Recognizing those who have served so honorably remains the crux of the DOD effort, Defense Secretary Leon E. Panetta said. “One of the most important things we can do for all veterans is to honor the service of those who have gone above and beyond the call of duty,” he added.

Ultimately, officials said, the intent of the website will be to honor soldiers, sailors, airmen and Marines who received the highest valor awards in operations since Sept. 11, 2001. These are the Medal of Honor, service crosses and the Silver Star. The listing covers only awards since Sept. 11, 2001. The site currently lists only those awarded the Medal of Honor, and will expand to include the other awards, officials said.
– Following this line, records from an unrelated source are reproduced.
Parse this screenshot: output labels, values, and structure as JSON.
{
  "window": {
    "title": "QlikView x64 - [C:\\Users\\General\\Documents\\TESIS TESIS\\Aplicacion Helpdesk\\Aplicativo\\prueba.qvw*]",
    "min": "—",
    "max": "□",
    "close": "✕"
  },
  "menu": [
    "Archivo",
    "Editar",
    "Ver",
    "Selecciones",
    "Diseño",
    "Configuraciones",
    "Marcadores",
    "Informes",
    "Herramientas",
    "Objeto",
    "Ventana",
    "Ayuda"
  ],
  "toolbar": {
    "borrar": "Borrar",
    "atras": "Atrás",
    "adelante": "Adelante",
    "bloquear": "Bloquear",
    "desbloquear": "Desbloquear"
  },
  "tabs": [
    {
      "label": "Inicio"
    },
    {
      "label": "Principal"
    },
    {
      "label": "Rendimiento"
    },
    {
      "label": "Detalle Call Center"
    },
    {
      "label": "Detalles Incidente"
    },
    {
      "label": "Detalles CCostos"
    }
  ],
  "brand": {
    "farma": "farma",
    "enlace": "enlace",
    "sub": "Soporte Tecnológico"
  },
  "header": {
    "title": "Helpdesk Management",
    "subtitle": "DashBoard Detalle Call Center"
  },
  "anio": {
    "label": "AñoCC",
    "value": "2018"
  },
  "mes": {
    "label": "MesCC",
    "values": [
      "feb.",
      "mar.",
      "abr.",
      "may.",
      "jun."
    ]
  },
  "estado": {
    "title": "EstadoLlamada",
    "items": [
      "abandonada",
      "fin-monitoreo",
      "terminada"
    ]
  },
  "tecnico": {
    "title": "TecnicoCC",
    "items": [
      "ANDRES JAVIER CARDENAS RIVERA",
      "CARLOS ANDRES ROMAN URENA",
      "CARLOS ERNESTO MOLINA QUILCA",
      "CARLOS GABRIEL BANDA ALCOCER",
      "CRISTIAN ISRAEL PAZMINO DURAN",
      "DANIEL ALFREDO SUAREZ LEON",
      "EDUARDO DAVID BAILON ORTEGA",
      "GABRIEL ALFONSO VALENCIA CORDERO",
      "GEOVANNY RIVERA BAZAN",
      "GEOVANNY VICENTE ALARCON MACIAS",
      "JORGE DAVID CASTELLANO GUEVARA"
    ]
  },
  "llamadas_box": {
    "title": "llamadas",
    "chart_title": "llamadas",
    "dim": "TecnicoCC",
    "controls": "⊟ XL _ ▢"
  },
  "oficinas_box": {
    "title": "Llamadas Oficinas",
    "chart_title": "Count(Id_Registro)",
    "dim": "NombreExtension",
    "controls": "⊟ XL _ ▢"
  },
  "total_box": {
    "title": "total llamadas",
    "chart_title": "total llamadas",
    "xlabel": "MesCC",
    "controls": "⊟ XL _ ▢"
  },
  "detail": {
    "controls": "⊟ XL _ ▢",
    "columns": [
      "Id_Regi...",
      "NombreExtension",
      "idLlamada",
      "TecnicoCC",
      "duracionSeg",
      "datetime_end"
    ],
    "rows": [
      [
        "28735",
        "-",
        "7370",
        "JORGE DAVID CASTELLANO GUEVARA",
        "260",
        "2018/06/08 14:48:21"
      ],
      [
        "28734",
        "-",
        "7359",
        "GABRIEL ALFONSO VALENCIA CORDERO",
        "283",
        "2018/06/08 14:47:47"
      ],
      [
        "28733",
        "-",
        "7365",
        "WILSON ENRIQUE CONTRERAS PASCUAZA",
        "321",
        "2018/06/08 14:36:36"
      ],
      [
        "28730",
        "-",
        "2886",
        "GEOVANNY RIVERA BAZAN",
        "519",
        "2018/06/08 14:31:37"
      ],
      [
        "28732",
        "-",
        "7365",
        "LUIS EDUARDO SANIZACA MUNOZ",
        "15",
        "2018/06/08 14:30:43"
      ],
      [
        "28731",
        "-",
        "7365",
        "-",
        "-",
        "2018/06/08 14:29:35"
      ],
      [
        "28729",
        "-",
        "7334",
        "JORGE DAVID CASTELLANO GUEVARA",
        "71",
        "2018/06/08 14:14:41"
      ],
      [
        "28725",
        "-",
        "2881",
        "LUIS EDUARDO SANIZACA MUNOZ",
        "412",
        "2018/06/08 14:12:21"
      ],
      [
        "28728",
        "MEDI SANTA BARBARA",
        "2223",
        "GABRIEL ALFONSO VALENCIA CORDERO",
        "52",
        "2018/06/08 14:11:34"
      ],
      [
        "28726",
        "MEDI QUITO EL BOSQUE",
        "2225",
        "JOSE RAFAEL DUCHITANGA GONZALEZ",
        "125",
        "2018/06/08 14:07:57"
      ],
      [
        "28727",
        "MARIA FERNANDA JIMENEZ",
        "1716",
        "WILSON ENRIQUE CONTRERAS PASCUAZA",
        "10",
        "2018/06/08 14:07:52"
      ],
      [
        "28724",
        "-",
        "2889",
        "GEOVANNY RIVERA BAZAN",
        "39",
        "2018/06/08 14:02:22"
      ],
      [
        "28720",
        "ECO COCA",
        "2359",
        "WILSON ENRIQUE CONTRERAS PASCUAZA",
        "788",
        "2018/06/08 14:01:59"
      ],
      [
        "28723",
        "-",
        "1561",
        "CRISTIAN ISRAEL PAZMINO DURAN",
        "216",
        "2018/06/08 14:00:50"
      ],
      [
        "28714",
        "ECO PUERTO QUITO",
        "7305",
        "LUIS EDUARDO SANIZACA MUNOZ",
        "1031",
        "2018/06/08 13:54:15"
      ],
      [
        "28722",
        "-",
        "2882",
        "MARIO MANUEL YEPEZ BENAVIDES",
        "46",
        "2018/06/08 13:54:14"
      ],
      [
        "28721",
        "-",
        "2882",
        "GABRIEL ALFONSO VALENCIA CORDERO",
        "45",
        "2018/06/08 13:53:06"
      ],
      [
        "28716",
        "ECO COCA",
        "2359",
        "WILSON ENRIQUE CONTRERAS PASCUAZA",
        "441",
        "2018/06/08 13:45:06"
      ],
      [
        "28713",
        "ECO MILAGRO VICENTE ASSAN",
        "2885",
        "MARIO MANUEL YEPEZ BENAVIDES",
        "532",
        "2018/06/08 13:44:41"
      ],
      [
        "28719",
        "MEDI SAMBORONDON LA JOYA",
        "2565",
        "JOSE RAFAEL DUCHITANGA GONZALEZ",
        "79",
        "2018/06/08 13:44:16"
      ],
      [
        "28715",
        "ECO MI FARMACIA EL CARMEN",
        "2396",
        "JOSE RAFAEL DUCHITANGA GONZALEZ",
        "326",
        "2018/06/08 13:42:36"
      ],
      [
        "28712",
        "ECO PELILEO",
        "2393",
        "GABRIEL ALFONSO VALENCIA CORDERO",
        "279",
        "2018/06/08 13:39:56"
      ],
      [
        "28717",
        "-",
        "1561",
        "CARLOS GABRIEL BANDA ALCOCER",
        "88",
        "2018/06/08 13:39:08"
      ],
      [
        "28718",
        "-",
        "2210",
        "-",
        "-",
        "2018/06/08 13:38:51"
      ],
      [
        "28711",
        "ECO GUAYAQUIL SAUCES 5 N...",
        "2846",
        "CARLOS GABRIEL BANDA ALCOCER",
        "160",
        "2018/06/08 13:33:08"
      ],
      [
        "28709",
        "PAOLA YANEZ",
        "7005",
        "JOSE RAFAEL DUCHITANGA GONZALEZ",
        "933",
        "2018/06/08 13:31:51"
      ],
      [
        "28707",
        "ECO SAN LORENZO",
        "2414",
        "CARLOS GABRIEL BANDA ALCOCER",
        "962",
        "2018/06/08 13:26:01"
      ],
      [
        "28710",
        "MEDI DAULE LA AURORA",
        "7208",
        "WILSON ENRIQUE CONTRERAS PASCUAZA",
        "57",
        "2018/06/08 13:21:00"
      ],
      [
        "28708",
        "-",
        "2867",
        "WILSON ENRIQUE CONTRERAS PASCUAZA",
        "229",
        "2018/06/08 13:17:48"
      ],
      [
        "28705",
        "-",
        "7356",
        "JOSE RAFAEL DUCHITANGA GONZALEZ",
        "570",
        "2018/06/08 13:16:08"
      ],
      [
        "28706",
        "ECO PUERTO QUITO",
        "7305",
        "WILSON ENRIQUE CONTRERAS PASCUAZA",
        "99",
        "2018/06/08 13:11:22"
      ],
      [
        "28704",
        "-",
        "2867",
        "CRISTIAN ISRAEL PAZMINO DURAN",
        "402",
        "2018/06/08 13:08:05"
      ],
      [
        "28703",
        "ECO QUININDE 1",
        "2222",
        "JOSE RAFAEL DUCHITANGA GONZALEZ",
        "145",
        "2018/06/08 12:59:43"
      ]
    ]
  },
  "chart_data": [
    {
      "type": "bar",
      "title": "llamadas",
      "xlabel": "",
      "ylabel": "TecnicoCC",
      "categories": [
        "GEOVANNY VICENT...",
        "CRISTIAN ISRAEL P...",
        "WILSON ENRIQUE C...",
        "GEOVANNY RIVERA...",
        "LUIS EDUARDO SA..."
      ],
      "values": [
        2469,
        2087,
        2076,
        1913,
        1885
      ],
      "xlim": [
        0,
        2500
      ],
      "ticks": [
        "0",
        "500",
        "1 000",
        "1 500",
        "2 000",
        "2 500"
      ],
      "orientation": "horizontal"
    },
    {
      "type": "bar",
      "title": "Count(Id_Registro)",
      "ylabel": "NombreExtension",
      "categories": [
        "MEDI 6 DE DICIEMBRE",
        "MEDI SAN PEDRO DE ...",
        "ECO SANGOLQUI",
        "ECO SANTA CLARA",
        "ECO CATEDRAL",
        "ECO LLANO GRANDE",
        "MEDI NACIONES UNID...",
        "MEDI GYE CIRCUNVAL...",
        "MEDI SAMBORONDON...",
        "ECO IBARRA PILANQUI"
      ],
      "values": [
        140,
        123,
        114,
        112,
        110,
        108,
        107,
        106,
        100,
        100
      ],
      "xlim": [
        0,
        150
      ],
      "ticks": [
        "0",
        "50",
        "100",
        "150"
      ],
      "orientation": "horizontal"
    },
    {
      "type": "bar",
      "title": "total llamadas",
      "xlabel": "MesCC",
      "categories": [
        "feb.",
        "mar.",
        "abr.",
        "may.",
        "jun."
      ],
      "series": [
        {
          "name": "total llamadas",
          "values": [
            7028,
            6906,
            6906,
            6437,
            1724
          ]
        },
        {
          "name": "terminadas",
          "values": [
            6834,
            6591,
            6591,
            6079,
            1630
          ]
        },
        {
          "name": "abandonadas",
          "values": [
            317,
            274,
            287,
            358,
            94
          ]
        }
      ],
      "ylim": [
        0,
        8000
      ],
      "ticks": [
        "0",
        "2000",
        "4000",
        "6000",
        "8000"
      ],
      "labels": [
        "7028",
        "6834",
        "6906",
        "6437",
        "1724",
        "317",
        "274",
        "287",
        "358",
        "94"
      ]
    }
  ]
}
“It is essential that we honor and recognize our service members’ achievements, while maintaining the integrity of our award data,” said Erin C. Conaton, undersecretary of defense for personnel and readiness. “We are working quickly to compile accurate information on the heroes of the post-9/11 conflicts. At the same time, we will work with the military services to identify and seek to address the challenges associated with compiling data from earlier conflicts.”

Defense Department News Through Facebook On American Forces Press Service’s Facebook page, you can post comments and share news, photos and videos. Go to or search for American Forces Press Service at

Get the help you, your family, and fellow servicemembers need, when you need it. Visit to learn more.

Check out the National Resource Directory at , a new web-based resource for wounded, ill and injured service members, veterans, their families, families of the fallen and those who support them from the Departments of Defense, Labor, and Veterans Affairs.

This service is provided to you at no charge by U.S. Department of Defense. Visit us on the web at .

Updates from the U.S. Department of Defense